My mother is the queen of ironing. She will iron anything—from sheets to jeans, everything must go through the hot surface of her appliance. As much as I like wrinkle-free bed linens, I like free time better. I’m the type who will be ironing only the clothes that I need and only at the very last minute when I need them. This is the number one reason why I am almost late most mornings.
When I started sewing, I learned about pressing. I don’t even remember if I had an iron at the time (I know, I’m a savage!). What I quickly realized is that sewing goes hand in hand with pressing, and that pressing is not ironing. These are lessons that have helped me become a better sewist. My iron is next to my sewing machine both on the table and in my heart.
What’s the story with pressing?
Pressing is a method of using your iron to give shape to your garment. Seams are pressed flat, open or closed depending on the pattern instructions, while darts are pressed to add curves to the clothing.
When you press a seam or dart, you are applying gentle pressure on the seam with your iron. The movement is up-down, moving along the length of the seam or dart. It is really important that you use the correct setting on your iron so you don’t damage your fabric.
Press your seams as you sew them. This guarantees that any seams that intersect will be less bulky. Press the seam as it was sewn; then, press it to one side or flat.
This is the heart of the question, right? Why spend so much time on something no one will see? Pressing is the difference between homemade and handmade clothing, someone once said. I don’t know who said it, but it has become my sewing mantra ever since.
Pressing your seams will make your garment “fall” much better. When you press your seams and darts, you are shaping the garment to your body. You are also reducing bulk where seams match.
Pressing vs. Ironing
Pressing is an up-down movement in which you spend some time with the iron in contact with the fabric. Ironing is a gliding motion, back and forth to side to side, in which you move the right quickly. Leave the ironing for when your garment is ready.
Basic Pressing Tools
It goes without saying that in order to press, you need an iron. I am not an iron expert. Mine gets hot quickly, makes lots of steam, and has an auto shut off. Some sewists don’t like the auto shut off because, well, it shuts off, so they have to waste time waiting for it to get hot. Fair point. My child is a cat, and the fear that she would knock down the iron and burn the house down is stronger than my desire to be efficient, You do you, though.
Do yourself a favor: Don’t use your dinner table as your ironing board. If you (like me) don’t have the room for a full-sized board, get a small one that you can place on your table. Your back and your table finish will thank you.
Another option is an ironing mat. It is made of some space age stuff, so you can put it on any hard surface without damaging it. They are inexpensive, and you can even take yours on a trip (in case, you know, the ironing mat needs one).

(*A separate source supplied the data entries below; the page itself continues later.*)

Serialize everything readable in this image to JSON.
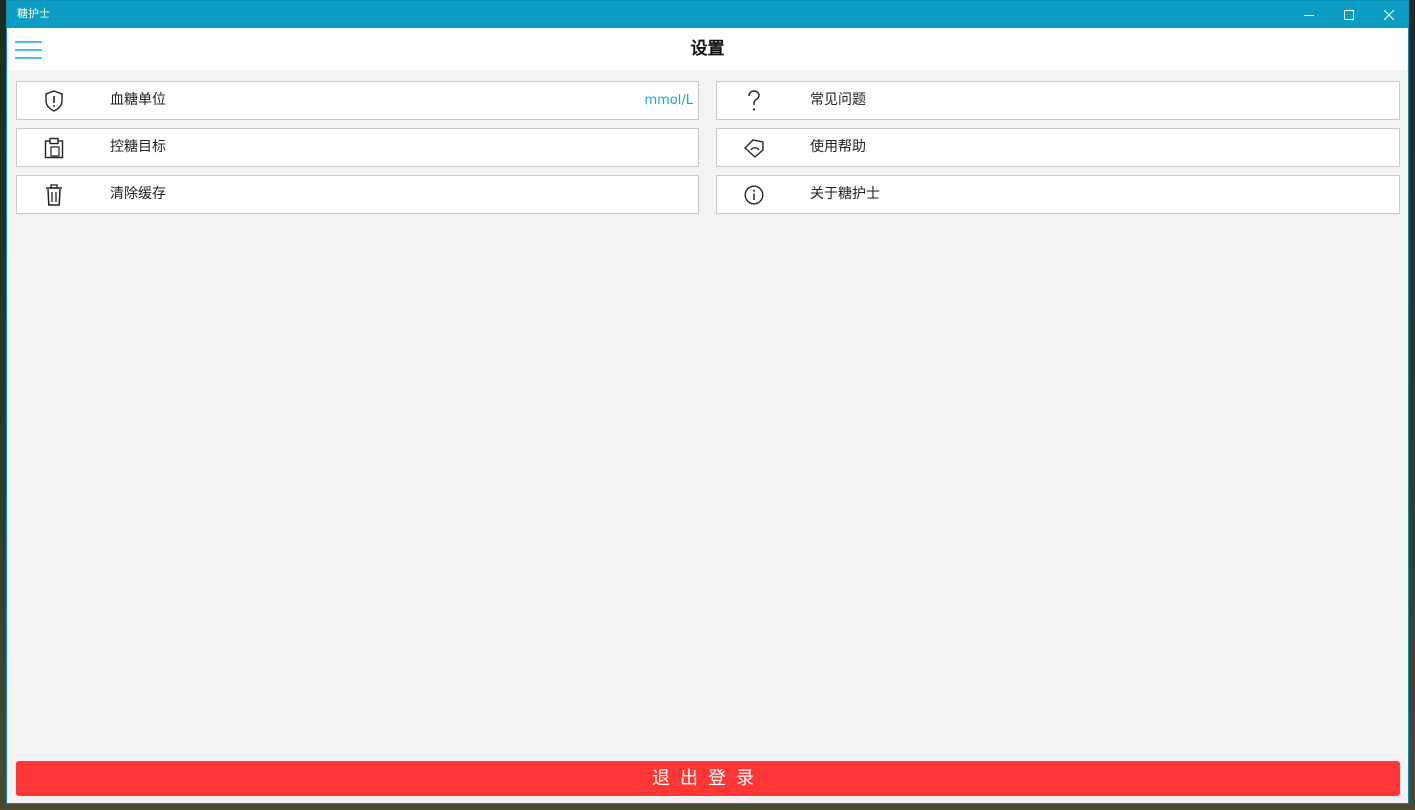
{
  "window": {
    "title": "糖护士",
    "accent_color": "#0a9cc2"
  },
  "header": {
    "menu_icon": "hamburger-menu-icon",
    "title": "设置"
  },
  "settings_left": [
    {
      "icon": "shield-alert-icon",
      "label": "血糖单位",
      "value": "mmol/L"
    },
    {
      "icon": "clipboard-target-icon",
      "label": "控糖目标",
      "value": ""
    },
    {
      "icon": "trash-icon",
      "label": "清除缓存",
      "value": ""
    }
  ],
  "settings_right": [
    {
      "icon": "question-mark-icon",
      "label": "常见问题"
    },
    {
      "icon": "tag-help-icon",
      "label": "使用帮助"
    },
    {
      "icon": "info-icon",
      "label": "关于糖护士"
    }
  ],
  "logout": {
    "label": "退出登录",
    "color": "#ff3636"
  }
}
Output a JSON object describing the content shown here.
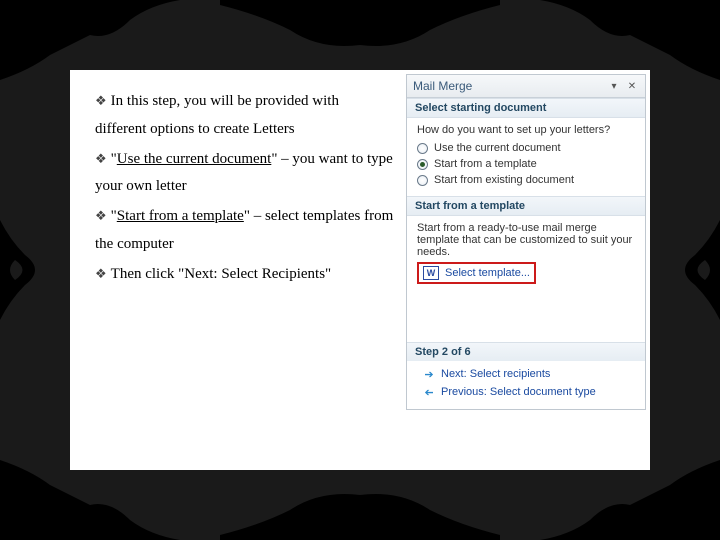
{
  "left": {
    "b1_pre": "In this step, you will be provided with different options to create Letters",
    "b2_q1": "\"",
    "b2_u": "Use the current document",
    "b2_post": "\" – you want to type your own letter",
    "b3_q1": "\"",
    "b3_u": "Start from a template",
    "b3_post": "\" – select templates from the computer",
    "b4": "Then click \"Next: Select Recipients\""
  },
  "pane": {
    "title": "Mail Merge",
    "sec1_heading": "Select starting document",
    "sec1_question": "How do you want to set up your letters?",
    "radio1": "Use the current document",
    "radio2": "Start from a template",
    "radio3": "Start from existing document",
    "sec2_heading": "Start from a template",
    "sec2_desc": "Start from a ready-to-use mail merge template that can be customized to suit your needs.",
    "select_template": "Select template...",
    "step_label": "Step 2 of 6",
    "next_label": "Next: Select recipients",
    "prev_label": "Previous: Select document type"
  }
}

My hands get cranky after too much sewing, and my thumb is done with pressing the steam button on my iron. To save my joints from more pain, I now use a water bottle when I need some steam. Disclaimer: I always test the water on a scrap of fabric before I spray the fabric to avoid water stains.
Tailor’s Ham and Tailor’s Sausage
These are ironing tools that help you shape your garments. The ham is great to shape darts.The sausage is quite helpful when pressing sleeve seams. And they have funny names, so how can you not get them?
This is a piece of wood used to absorb moisture and give you a super crisp seam. My very fancy clapper is either a broken wood hanger or a small wood block I found at work. They both work great, but if you are not into this kind of resourcefulness, you can buy one at any sewing store.
I bought an organza pressing cloth from my local sewing store. It is transparent, so I can see what’s happening to the seam under it. I use larger scraps of cotton fabric under and on top of any pattern piece that I am interfacing.
This is an amazing pressing tool that will help you mark your hems very efficiently. It can take the heat of an iron, so you can mark and sew your hem at the same time.
- Always test your iron on a scrap of the fabric you are sewing with. You don’t want any surprises as you are pressing your garment.
- Allow your pressed seams to cool. This will avoid fabric distortions.
- Press your seams as you go. You will get a better idea of how your seams will look, and it will prevent bulk as seams intersect.
- Before pressing your seams as per pattern instructions, press them as you sewed them. This will allow the stitches to get comfortable and sink into the fabric, making the seam less visible.
- You can use a piece of cardboard or even an envelope to avoid leaving an imprint of the seam on the fabric. Just make sure that your iron is not too hot, or you will scorch the paper.
Pressing your seams may seem like an optional step (and it is—no one is forcing you to do it), but it really makes a difference. Your clothes will look nicer and will fit your body better. It’s a few minutes on the table that will pay off tenfold as you build your marvelous handmade wardrobe.